● Kevin Kaczmarski, OF – I had pencilled Kaczmarski into the fourth outfielder spot until the Mets made their trade. He has the bat for the role but is more of a corner outfielder.
2014: If Ramos had panned out this would look a little better but it seems that the Mets felt they had drafted enough outfield depth in 2013 to justify drafting none in 2014.
● Milton Ramos, SS – People thought highly of the Met’s 3rd round pick but he never really seemed to break through. He never played above Low A and is currently released.
● Tyler Moore, C – A catcher who couldn’t hit at all. I watched him play in Brooklyn and wondered why the Mets saw him as a sixth round talent.
2013: The year the Mets seemed determined to draft defensive depth. One out of the four players they drafted this way panned out, which isn’t a terrible success rate.
● Ivan Wilson, OF – A third round pick that never proved his scouting reports correct. He retired after a flailing season at Low A in 2016.
● Champ Stuart, OF – Stuart is exactly the type of player that teams are supposed to stockpile, but Stuart hasn’t panned out. The speedy outfielder has shown glimpses of being an MLB caliber fourth outfielder but he’s fallen short and victim to injury.
● Patrick Biondi, CF – A solid depth pick when it was made.
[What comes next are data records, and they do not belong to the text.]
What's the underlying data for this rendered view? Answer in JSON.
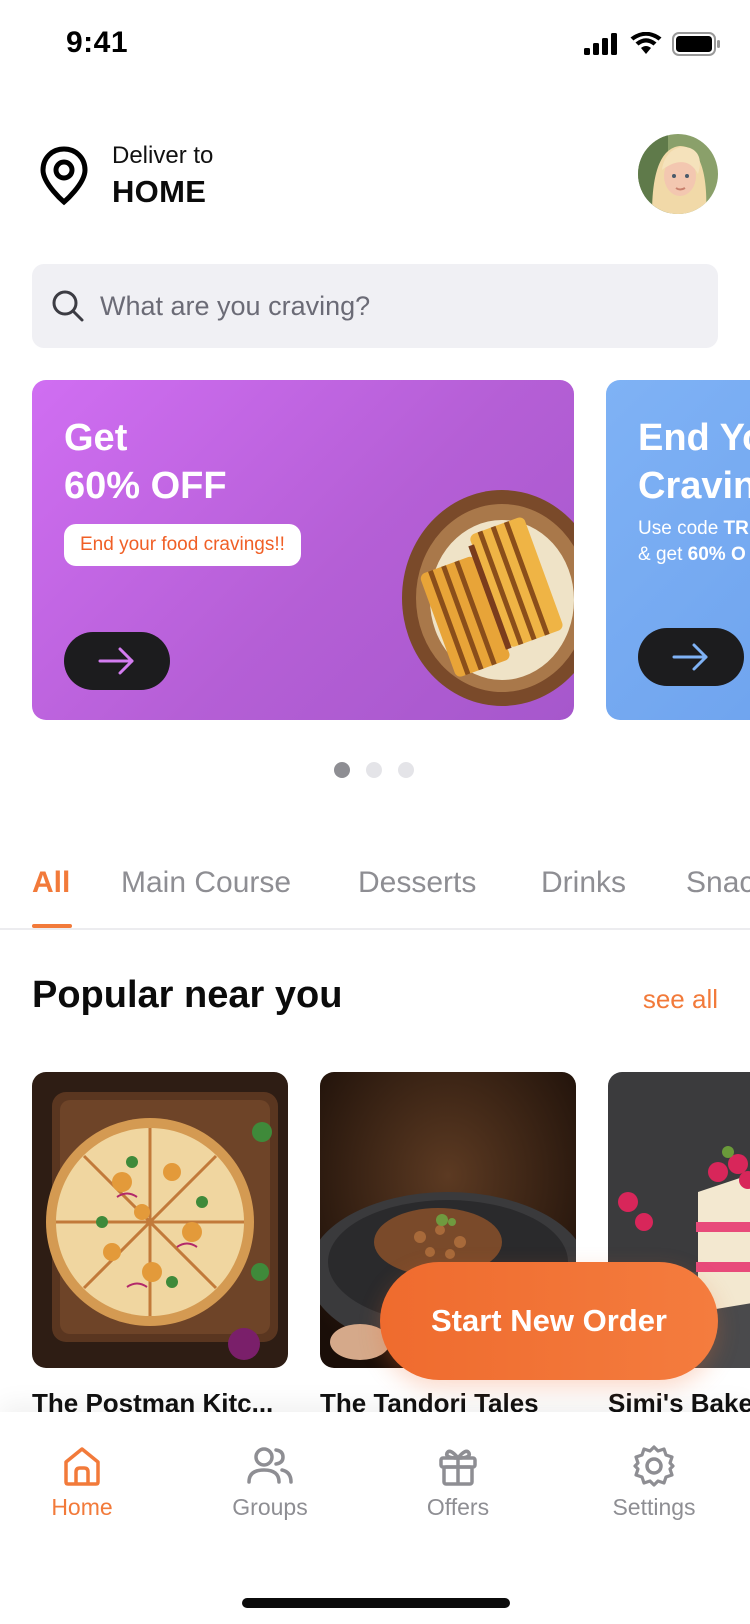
{
  "status_bar": {
    "time": "9:41"
  },
  "header": {
    "deliver_label": "Deliver to",
    "deliver_value": "HOME"
  },
  "search": {
    "placeholder": "What are you craving?"
  },
  "promos": [
    {
      "title_line1": "Get",
      "title_line2": "60% OFF",
      "pill": "End your food cravings!!",
      "color": "#c064e8"
    },
    {
      "title_line1": "End Yo",
      "title_line2": "Cravin",
      "sub_line1_pre": "Use code ",
      "sub_line1_bold": "TR",
      "sub_line2_pre": "& get ",
      "sub_line2_bold": "60% O",
      "color": "#7faef3"
    }
  ],
  "carousel": {
    "page_count": 3,
    "active_index": 0
  },
  "tabs": [
    {
      "label": "All",
      "active": true
    },
    {
      "label": "Main Course"
    },
    {
      "label": "Desserts"
    },
    {
      "label": "Drinks"
    },
    {
      "label": "Snac"
    }
  ],
  "popular": {
    "title": "Popular near you",
    "see_all": "see all",
    "items": [
      {
        "name": "The Postman Kitc..."
      },
      {
        "name": "The Tandori Tales"
      },
      {
        "name": "Simi's Bake"
      }
    ]
  },
  "cta": {
    "label": "Start New Order"
  },
  "bottom_nav": {
    "items": [
      {
        "label": "Home",
        "icon": "home-icon",
        "active": true
      },
      {
        "label": "Groups",
        "icon": "groups-icon"
      },
      {
        "label": "Offers",
        "icon": "gift-icon"
      },
      {
        "label": "Settings",
        "icon": "settings-icon"
      }
    ]
  },
  "colors": {
    "accent": "#f27a3a",
    "cta": "#ef6b2e"
  }
}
Biondi profiled as a high contact/high speed outfielder with good defense. His numbers in the minors never matched the hopeful scouting reports. He last played with AA Binghamton in 2018.
● Luis Guillorme, SS – One of the better late Top 10 picks of the past 10 seasons. Guillorme is currently serving as the team’s middle infield depth.
2012: If you ignore the fact that the Met’s #1 pick was an absolute bust, the Mets did draft two viable defensive players in the backend of their Top 10 picks.
● Gavin Cecchini, 2B/SS – The worst first round pick the Mets have made in the past 10 years. There were better players with higher ceilings and I’m not sure Cecchini can even play shortstop anymore.
● Kevin Plawecki, C – Wasn’t considered a defensive catcher but was good enough to play in the majors for a while.
● Matt Reynolds, SS – Ironically, drafted as a third baseman. Became a defensive replacement option but was ultimately let go because of the numbers game. He may have been promoted to the majors too quickly.
● Brandon Kaupe, SS – The Hawaii native never panned out or performed above the Kingsport level. Currently listed as released.
● Tomas Nido, C – Nido has developed into a defensive catcher and has already become a favorite of certain starting pitchers. Interestingly he was not drafted for his defense but certainly proved to be gifted in that capacity.
● Brandon Nimmo, CF – The Mets weren’t sure what Nimmo would develop into and there was certainly hope he could play center field when he was drafted but Nimmo has developed into more of a corner infielder.
● Danny Muno, SS – A player who showed a lot of promise early on, Muno was eventually shifted to third and wound up leaving the Mets in 2016. Mets gave him a cup of coffee promotion in 2015.
● Blake Forsythe, C – After four years with the Mets with nothing standing out about his game, Forsythe found his way out of the organization. He last played professional baseball in 2015.
● Cory Vaughn, CF – The son of Greg Vaughn never lived up to his namesake and last played in 2015 for the Reno Aces.
● Matt Den Dekker, CF – Played for the Mets but was eventually the victim of the numbers game. He would have likely been an acceptable fourth outfielder if he were still with the team.
In the end, the Mets have not drafted for a ton of defensive depth over the past decade. Because of this they were left with a choice between Kaczmarski, Sam Haggerty and signing/trading for someone else. The Mets should be using Marisnick on a daily basis even if the outfielder only starts a handful of games. Here’s hoping that the trade works out for them.